# TASK INSTRUCTIONS
Copy all records verbatim.
--- INPUT DATA ---
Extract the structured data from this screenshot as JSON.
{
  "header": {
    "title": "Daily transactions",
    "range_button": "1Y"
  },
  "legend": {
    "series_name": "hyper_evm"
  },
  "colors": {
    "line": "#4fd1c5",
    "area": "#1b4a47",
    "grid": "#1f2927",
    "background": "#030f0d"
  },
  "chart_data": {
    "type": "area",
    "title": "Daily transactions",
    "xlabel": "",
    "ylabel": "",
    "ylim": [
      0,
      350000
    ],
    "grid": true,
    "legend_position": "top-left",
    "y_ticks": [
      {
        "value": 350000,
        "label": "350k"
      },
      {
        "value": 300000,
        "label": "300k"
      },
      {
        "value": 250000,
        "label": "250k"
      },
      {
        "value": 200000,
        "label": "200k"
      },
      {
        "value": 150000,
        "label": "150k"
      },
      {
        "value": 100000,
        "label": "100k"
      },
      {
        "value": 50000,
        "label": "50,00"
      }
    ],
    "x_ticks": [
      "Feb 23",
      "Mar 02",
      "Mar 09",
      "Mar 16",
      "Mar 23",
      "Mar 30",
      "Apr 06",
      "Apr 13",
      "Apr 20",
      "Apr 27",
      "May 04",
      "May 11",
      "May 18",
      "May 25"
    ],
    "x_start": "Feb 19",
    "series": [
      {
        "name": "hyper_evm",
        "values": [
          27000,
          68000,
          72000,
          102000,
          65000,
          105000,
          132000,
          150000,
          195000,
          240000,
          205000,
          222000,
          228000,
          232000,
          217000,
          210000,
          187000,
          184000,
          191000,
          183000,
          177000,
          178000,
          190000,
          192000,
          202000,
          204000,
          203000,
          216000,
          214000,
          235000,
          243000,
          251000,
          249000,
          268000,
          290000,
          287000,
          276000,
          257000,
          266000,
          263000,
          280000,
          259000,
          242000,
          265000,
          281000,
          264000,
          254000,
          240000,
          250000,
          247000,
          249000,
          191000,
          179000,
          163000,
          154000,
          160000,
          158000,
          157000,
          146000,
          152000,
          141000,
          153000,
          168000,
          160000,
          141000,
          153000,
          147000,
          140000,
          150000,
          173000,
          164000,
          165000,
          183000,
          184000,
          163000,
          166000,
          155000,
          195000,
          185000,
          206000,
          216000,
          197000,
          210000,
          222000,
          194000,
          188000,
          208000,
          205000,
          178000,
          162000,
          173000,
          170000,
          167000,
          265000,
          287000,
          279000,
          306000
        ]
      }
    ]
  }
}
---
# ANSWER BOX
Extract the structured data from this screenshot as JSON.
{
  "header": {
    "title": "Daily transactions",
    "range_button": "1Y"
  },
  "legend": {
    "series_name": "hyper_evm"
  },
  "colors": {
    "line": "#4fd1c5",
    "area": "#1b4a47",
    "grid": "#1f2927",
    "background": "#030f0d"
  },
  "chart_data": {
    "type": "area",
    "title": "Daily transactions",
    "xlabel": "",
    "ylabel": "",
    "ylim": [
      0,
      350000
    ],
    "grid": true,
    "legend_position": "top-left",
    "y_ticks": [
      {
        "value": 350000,
        "label": "350k"
      },
      {
        "value": 300000,
        "label": "300k"
      },
      {
        "value": 250000,
        "label": "250k"
      },
      {
        "value": 200000,
        "label": "200k"
      },
      {
        "value": 150000,
        "label": "150k"
      },
      {
        "value": 100000,
        "label": "100k"
      },
      {
        "value": 50000,
        "label": "50,00"
      }
    ],
    "x_ticks": [
      "Feb 23",
      "Mar 02",
      "Mar 09",
      "Mar 16",
      "Mar 23",
      "Mar 30",
      "Apr 06",
      "Apr 13",
      "Apr 20",
      "Apr 27",
      "May 04",
      "May 11",
      "May 18",
      "May 25"
    ],
    "x_start": "Feb 19",
    "series": [
      {
        "name": "hyper_evm",
        "values": [
          27000,
          68000,
          72000,
          102000,
          65000,
          105000,
          132000,
          150000,
          195000,
          240000,
          205000,
          222000,
          228000,
          232000,
          217000,
          210000,
          187000,
          184000,
          191000,
          183000,
          177000,
          178000,
          190000,
          192000,
          202000,
          204000,
          203000,
          216000,
          214000,
          235000,
          243000,
          251000,
          249000,
          268000,
          290000,
          287000,
          276000,
          257000,
          266000,
          263000,
          280000,
          259000,
          242000,
          265000,
          281000,
          264000,
          254000,
          240000,
          250000,
          247000,
          249000,
          191000,
          179000,
          163000,
          154000,
          160000,
          158000,
          157000,
          146000,
          152000,
          141000,
          153000,
          168000,
          160000,
          141000,
          153000,
          147000,
          140000,
          150000,
          173000,
          164000,
          165000,
          183000,
          184000,
          163000,
          166000,
          155000,
          195000,
          185000,
          206000,
          216000,
          197000,
          210000,
          222000,
          194000,
          188000,
          208000,
          205000,
          178000,
          162000,
          173000,
          170000,
          167000,
          265000,
          287000,
          279000,
          306000
        ]
      }
    ]
  }
}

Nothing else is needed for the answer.